_WHAT THE EXERCISE ASKS_. The only acceptable output is every entry, printed exactly.

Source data
══════════════════════════════

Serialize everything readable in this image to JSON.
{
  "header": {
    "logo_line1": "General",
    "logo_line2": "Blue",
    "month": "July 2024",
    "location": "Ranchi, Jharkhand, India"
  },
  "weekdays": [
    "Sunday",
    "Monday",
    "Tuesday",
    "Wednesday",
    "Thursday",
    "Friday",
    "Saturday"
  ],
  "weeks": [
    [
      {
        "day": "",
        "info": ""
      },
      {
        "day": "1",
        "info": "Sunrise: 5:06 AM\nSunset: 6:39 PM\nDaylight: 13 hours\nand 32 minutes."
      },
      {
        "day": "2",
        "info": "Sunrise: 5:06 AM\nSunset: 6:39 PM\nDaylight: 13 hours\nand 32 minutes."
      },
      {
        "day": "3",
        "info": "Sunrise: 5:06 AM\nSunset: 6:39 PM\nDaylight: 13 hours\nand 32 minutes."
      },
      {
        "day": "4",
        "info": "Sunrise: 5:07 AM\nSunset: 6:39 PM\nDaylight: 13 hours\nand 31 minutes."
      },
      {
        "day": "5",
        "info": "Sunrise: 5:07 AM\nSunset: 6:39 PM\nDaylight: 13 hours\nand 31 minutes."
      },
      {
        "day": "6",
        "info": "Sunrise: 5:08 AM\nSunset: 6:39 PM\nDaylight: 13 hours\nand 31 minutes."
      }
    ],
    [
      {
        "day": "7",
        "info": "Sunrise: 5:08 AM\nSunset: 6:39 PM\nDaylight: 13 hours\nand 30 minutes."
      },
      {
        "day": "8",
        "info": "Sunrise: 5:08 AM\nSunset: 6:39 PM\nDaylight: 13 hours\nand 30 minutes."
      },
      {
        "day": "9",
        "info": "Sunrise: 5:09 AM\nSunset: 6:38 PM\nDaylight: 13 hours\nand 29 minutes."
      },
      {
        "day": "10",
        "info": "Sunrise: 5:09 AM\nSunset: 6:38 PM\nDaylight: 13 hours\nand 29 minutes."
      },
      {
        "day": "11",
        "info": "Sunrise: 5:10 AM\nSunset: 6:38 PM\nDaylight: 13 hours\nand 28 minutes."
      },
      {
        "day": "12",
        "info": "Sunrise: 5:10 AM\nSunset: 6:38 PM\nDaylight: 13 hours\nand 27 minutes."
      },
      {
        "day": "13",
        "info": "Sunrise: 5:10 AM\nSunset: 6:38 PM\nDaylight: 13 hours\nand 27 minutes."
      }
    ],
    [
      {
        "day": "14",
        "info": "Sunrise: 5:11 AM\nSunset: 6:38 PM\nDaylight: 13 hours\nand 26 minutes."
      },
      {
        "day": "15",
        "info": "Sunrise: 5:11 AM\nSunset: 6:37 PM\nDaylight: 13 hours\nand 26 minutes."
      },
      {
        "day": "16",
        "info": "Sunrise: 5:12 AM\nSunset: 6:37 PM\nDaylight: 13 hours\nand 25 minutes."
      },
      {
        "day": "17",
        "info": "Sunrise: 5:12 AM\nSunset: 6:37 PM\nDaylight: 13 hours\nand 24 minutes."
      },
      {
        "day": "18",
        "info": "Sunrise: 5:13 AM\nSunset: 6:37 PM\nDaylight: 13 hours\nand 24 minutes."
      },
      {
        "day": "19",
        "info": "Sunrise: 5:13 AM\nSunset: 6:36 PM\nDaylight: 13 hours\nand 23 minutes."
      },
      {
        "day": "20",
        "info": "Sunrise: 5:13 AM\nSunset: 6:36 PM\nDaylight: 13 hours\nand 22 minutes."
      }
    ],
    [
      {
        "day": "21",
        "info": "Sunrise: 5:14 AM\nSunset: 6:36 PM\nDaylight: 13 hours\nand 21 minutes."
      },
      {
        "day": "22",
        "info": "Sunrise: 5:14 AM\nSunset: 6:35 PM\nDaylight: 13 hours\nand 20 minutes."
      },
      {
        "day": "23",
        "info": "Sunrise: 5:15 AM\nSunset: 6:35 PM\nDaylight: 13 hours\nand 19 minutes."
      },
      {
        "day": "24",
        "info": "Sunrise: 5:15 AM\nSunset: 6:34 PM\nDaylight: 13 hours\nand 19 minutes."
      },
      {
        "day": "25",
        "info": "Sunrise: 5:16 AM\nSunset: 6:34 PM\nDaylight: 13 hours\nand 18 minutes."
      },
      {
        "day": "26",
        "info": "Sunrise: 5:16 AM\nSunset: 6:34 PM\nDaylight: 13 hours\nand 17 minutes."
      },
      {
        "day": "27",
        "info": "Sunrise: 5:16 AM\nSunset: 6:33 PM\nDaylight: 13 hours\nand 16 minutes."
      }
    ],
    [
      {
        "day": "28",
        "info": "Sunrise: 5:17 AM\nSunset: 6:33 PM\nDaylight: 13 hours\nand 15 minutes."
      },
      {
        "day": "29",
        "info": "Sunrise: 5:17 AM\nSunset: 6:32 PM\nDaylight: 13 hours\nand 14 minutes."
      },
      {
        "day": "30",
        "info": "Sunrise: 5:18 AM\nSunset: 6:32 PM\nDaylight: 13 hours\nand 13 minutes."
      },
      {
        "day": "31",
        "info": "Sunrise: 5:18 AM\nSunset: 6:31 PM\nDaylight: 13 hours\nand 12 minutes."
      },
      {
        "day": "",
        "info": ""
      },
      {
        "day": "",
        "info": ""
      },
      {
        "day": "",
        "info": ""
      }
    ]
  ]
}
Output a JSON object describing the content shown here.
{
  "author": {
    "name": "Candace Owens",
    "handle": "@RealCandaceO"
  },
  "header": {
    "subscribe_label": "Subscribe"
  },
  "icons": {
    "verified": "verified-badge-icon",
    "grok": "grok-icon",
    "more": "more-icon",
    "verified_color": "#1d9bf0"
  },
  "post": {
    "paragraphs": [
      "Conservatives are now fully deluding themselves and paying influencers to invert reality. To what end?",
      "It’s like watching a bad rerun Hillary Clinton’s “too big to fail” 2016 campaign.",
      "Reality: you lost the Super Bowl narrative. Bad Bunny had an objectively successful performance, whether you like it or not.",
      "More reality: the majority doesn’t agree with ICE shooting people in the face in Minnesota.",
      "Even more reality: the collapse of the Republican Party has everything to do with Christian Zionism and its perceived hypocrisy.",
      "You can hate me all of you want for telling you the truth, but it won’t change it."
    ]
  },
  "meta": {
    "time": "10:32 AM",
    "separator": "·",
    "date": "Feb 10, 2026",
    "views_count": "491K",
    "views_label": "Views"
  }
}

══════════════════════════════

_RESULT OF THIS EXERCISE_.
Serialize everything readable in this image to JSON.
{
  "header": {
    "logo_line1": "General",
    "logo_line2": "Blue",
    "month": "July 2024",
    "location": "Ranchi, Jharkhand, India"
  },
  "weekdays": [
    "Sunday",
    "Monday",
    "Tuesday",
    "Wednesday",
    "Thursday",
    "Friday",
    "Saturday"
  ],
  "weeks": [
    [
      {
        "day": "",
        "info": ""
      },
      {
        "day": "1",
        "info": "Sunrise: 5:06 AM\nSunset: 6:39 PM\nDaylight: 13 hours\nand 32 minutes."
      },
      {
        "day": "2",
        "info": "Sunrise: 5:06 AM\nSunset: 6:39 PM\nDaylight: 13 hours\nand 32 minutes."
      },
      {
        "day": "3",
        "info": "Sunrise: 5:06 AM\nSunset: 6:39 PM\nDaylight: 13 hours\nand 32 minutes."
      },
      {
        "day": "4",
        "info": "Sunrise: 5:07 AM\nSunset: 6:39 PM\nDaylight: 13 hours\nand 31 minutes."
      },
      {
        "day": "5",
        "info": "Sunrise: 5:07 AM\nSunset: 6:39 PM\nDaylight: 13 hours\nand 31 minutes."
      },
      {
        "day": "6",
        "info": "Sunrise: 5:08 AM\nSunset: 6:39 PM\nDaylight: 13 hours\nand 31 minutes."
      }
    ],
    [
      {
        "day": "7",
        "info": "Sunrise: 5:08 AM\nSunset: 6:39 PM\nDaylight: 13 hours\nand 30 minutes."
      },
      {
        "day": "8",
        "info": "Sunrise: 5:08 AM\nSunset: 6:39 PM\nDaylight: 13 hours\nand 30 minutes."
      },
      {
        "day": "9",
        "info": "Sunrise: 5:09 AM\nSunset: 6:38 PM\nDaylight: 13 hours\nand 29 minutes."
      },
      {
        "day": "10",
        "info": "Sunrise: 5:09 AM\nSunset: 6:38 PM\nDaylight: 13 hours\nand 29 minutes."
      },
      {
        "day": "11",
        "info": "Sunrise: 5:10 AM\nSunset: 6:38 PM\nDaylight: 13 hours\nand 28 minutes."
      },
      {
        "day": "12",
        "info": "Sunrise: 5:10 AM\nSunset: 6:38 PM\nDaylight: 13 hours\nand 27 minutes."
      },
      {
        "day": "13",
        "info": "Sunrise: 5:10 AM\nSunset: 6:38 PM\nDaylight: 13 hours\nand 27 minutes."
      }
    ],
    [
      {
        "day": "14",
        "info": "Sunrise: 5:11 AM\nSunset: 6:38 PM\nDaylight: 13 hours\nand 26 minutes."
      },
      {
        "day": "15",
        "info": "Sunrise: 5:11 AM\nSunset: 6:37 PM\nDaylight: 13 hours\nand 26 minutes."
      },
      {
        "day": "16",
        "info": "Sunrise: 5:12 AM\nSunset: 6:37 PM\nDaylight: 13 hours\nand 25 minutes."
      },
      {
        "day": "17",
        "info": "Sunrise: 5:12 AM\nSunset: 6:37 PM\nDaylight: 13 hours\nand 24 minutes."
      },
      {
        "day": "18",
        "info": "Sunrise: 5:13 AM\nSunset: 6:37 PM\nDaylight: 13 hours\nand 24 minutes."
      },
      {
        "day": "19",
        "info": "Sunrise: 5:13 AM\nSunset: 6:36 PM\nDaylight: 13 hours\nand 23 minutes."
      },
      {
        "day": "20",
        "info": "Sunrise: 5:13 AM\nSunset: 6:36 PM\nDaylight: 13 hours\nand 22 minutes."
      }
    ],
    [
      {
        "day": "21",
        "info": "Sunrise: 5:14 AM\nSunset: 6:36 PM\nDaylight: 13 hours\nand 21 minutes."
      },
      {
        "day": "22",
        "info": "Sunrise: 5:14 AM\nSunset: 6:35 PM\nDaylight: 13 hours\nand 20 minutes."
      },
      {
        "day": "23",
        "info": "Sunrise: 5:15 AM\nSunset: 6:35 PM\nDaylight: 13 hours\nand 19 minutes."
      },
      {
        "day": "24",
        "info": "Sunrise: 5:15 AM\nSunset: 6:34 PM\nDaylight: 13 hours\nand 19 minutes."
      },
      {
        "day": "25",
        "info": "Sunrise: 5:16 AM\nSunset: 6:34 PM\nDaylight: 13 hours\nand 18 minutes."
      },
      {
        "day": "26",
        "info": "Sunrise: 5:16 AM\nSunset: 6:34 PM\nDaylight: 13 hours\nand 17 minutes."
      },
      {
        "day": "27",
        "info": "Sunrise: 5:16 AM\nSunset: 6:33 PM\nDaylight: 13 hours\nand 16 minutes."
      }
    ],
    [
      {
        "day": "28",
        "info": "Sunrise: 5:17 AM\nSunset: 6:33 PM\nDaylight: 13 hours\nand 15 minutes."
      },
      {
        "day": "29",
        "info": "Sunrise: 5:17 AM\nSunset: 6:32 PM\nDaylight: 13 hours\nand 14 minutes."
      },
      {
        "day": "30",
        "info": "Sunrise: 5:18 AM\nSunset: 6:32 PM\nDaylight: 13 hours\nand 13 minutes."
      },
      {
        "day": "31",
        "info": "Sunrise: 5:18 AM\nSunset: 6:31 PM\nDaylight: 13 hours\nand 12 minutes."
      },
      {
        "day": "",
        "info": ""
      },
      {
        "day": "",
        "info": ""
      },
      {
        "day": "",
        "info": ""
      }
    ]
  ]
}
Output a JSON object describing the content shown here.
{
  "author": {
    "name": "Candace Owens",
    "handle": "@RealCandaceO"
  },
  "header": {
    "subscribe_label": "Subscribe"
  },
  "icons": {
    "verified": "verified-badge-icon",
    "grok": "grok-icon",
    "more": "more-icon",
    "verified_color": "#1d9bf0"
  },
  "post": {
    "paragraphs": [
      "Conservatives are now fully deluding themselves and paying influencers to invert reality. To what end?",
      "It’s like watching a bad rerun Hillary Clinton’s “too big to fail” 2016 campaign.",
      "Reality: you lost the Super Bowl narrative. Bad Bunny had an objectively successful performance, whether you like it or not.",
      "More reality: the majority doesn’t agree with ICE shooting people in the face in Minnesota.",
      "Even more reality: the collapse of the Republican Party has everything to do with Christian Zionism and its perceived hypocrisy.",
      "You can hate me all of you want for telling you the truth, but it won’t change it."
    ]
  },
  "meta": {
    "time": "10:32 AM",
    "separator": "·",
    "date": "Feb 10, 2026",
    "views_count": "491K",
    "views_label": "Views"
  }
}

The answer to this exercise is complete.